Heacham has an historic link with the Indian Princess, Pocahontas, recently popularised by the Disney films. The link is celebrated by a memorial in the Church and the inclusion of a replica of the Church plaque on the Village sign.
In April 1607, the London Company sent out a second company under the leadership of Sir Thomas Dale, who later became Governor of Virginia. With Sir Thomas sailed Captain John Smith of Lincolnshire. About the same time an interesting group of Norfolk men, John Rolfe of Heacham, Henry Spelman of Congham, Cobbe of Snettisham, etc., went out. The expeditions anchored in Chesapeake Bay and called their settlement Jamestown after the reigning King of England, and the district, Norfolk, a name it still retains. The new colonists at first entered into friendly relations with the natives but when Captain John Smith, in December 1607, attempted to explore further into the Indian's territory, he was captured and taken to Powhattan's camp.
According to Smith's account (published in 1662) Powhattan, after a parley with his chiefs, decided upon the Englishman's death. The natives were preparing to brain him with their clubs when Pocahontas - "the King's own darling daughter" - then a child of ten, interposed her own head between Smith and his murderers. Powhattan ordered Smith's life to be spared.

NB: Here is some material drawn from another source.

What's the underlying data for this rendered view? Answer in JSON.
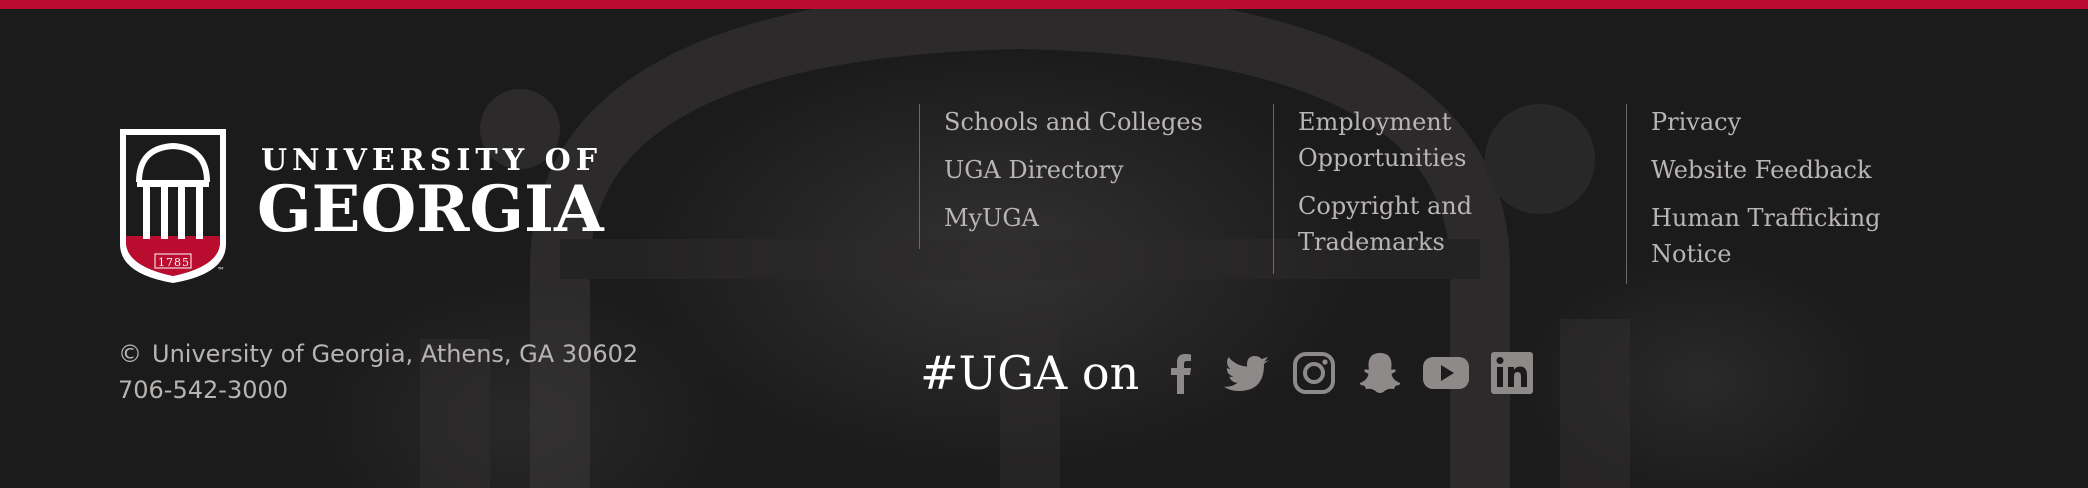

There is no doubt that from 1608 onwards Pocahontas was a frequent visitor to Jamestown and that she acted as intermediary between her father and the colonists. This became increasingly necessary as disputes constantly arose between the settlers and the natives; indeed Pocahontas is depicted as "the good genius of the colonists, warning them of the hostile schemes of the Indians and sending them provisions in times of scarcity".
On the l3th April 1612 Pocahontas was about 15 years old and while she was away staying with her uncle, she was lured on board a vessel and taken to Jamestown as hostage for the good behaviour of the natives. In the following year she converted to Christianity, was baptised under the name of Rebecca, and later married to John Rolfe, who appears from his letter to Sir Thomas Dale (now in keeping of the Bodlian Library at Oxford) to have been sincerely attached to the Princess. Powhattan was flattered by his daughter's marriage to an Englishman and the event was followed by a friendly alliance, the exchange of prisoners and other proofs of goodwill.
In 1616 Sir Thomas Dale brought Pocahontas, her husband, their young son and a numerous retinue of attendants to England. It is recorded that Pocahontas was presented to Queen Anne, Consort of James 1st, who paid her marked attention. In company with the Queen she attended the twelfth night masque in 1617. Although the Queen smiled on the Princess, the King scowled on John Rolfe. Tradition has it that Rolfe was nearly prosecuted for high treason for having married a Princess without his Sovereign's leave. Sir Thomas Dale was included in his King's displeasure but he replied that, as Governor, he represented His Majesty and accordingly had given his sanction to the Marriage as a matter of urgent policy. The King thereupon made no reply.
In the Colonial Entry Book of January 1617 we learn that the Princess Pocahontas, though reluctant to return to America, ailed under an English climate and on the eve of her return to America died at Gravesend and was buried in the Chancel of the Parish Church.
In 1727 Gravesend Church was burnt down. A church was rebuilt on the same site but of different architecture and no one knows whether the present apse is over the old church or somewhat West or North of it. The registers going back earlier than Pocahontas fortunately escaped the fire and tell us that "The Princess was 1616 Mar 2 buried in ye Chauncell". Her actual grave has been sought in vain.
There is legend that the very ancient Mulberry tree in the gardens of Heacham Hall - always known as the Pocahontas Mulberry tree - was planted at the time of a visit which John Rolfe and his wife paid to Heacham. On the death of Pocahontas, Rolfe returned to Virginia leaving their son Thomas to be brought up in England, partly with his uncle, Henry Rolfe, and partly with Sir Lewes Stukely of Plymouth.
Thomas returned to Virginia in 1640 when he was about 25 years old. It is significant that a village in Virginia named Heacham dates from that time. Thomas Rolfe remained in America and married Jane, daughter of Francis Pothyress, leaving issue an only daughter, Jane, from whose marriage to Colonel Robert Bolling, many eminent American families are descended. The forefathers of John Rolfe rest in Heacham Church and it is fitting that the tablet in memory of his wife Pocahontas should be placed just above those of his father John Rolfe and his mother Dorothy Rolfe.